─── Material shown ───
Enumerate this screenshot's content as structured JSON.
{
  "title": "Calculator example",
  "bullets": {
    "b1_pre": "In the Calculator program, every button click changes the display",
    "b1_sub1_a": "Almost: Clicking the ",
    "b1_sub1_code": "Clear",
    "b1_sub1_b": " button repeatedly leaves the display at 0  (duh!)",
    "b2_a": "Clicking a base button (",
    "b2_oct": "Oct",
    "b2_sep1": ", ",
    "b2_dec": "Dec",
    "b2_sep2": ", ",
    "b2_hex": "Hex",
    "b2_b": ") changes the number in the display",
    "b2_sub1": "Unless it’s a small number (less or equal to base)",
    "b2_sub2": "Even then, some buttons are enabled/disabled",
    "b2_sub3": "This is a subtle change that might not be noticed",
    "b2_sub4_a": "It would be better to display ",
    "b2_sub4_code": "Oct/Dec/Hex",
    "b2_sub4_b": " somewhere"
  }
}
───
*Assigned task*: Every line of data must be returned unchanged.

*Exercise solution*:
Enumerate this screenshot's content as structured JSON.
{
  "title": "Calculator example",
  "bullets": {
    "b1_pre": "In the Calculator program, every button click changes the display",
    "b1_sub1_a": "Almost: Clicking the ",
    "b1_sub1_code": "Clear",
    "b1_sub1_b": " button repeatedly leaves the display at 0  (duh!)",
    "b2_a": "Clicking a base button (",
    "b2_oct": "Oct",
    "b2_sep1": ", ",
    "b2_dec": "Dec",
    "b2_sep2": ", ",
    "b2_hex": "Hex",
    "b2_b": ") changes the number in the display",
    "b2_sub1": "Unless it’s a small number (less or equal to base)",
    "b2_sub2": "Even then, some buttons are enabled/disabled",
    "b2_sub3": "This is a subtle change that might not be noticed",
    "b2_sub4_a": "It would be better to display ",
    "b2_sub4_code": "Oct/Dec/Hex",
    "b2_sub4_b": " somewhere"
  }
}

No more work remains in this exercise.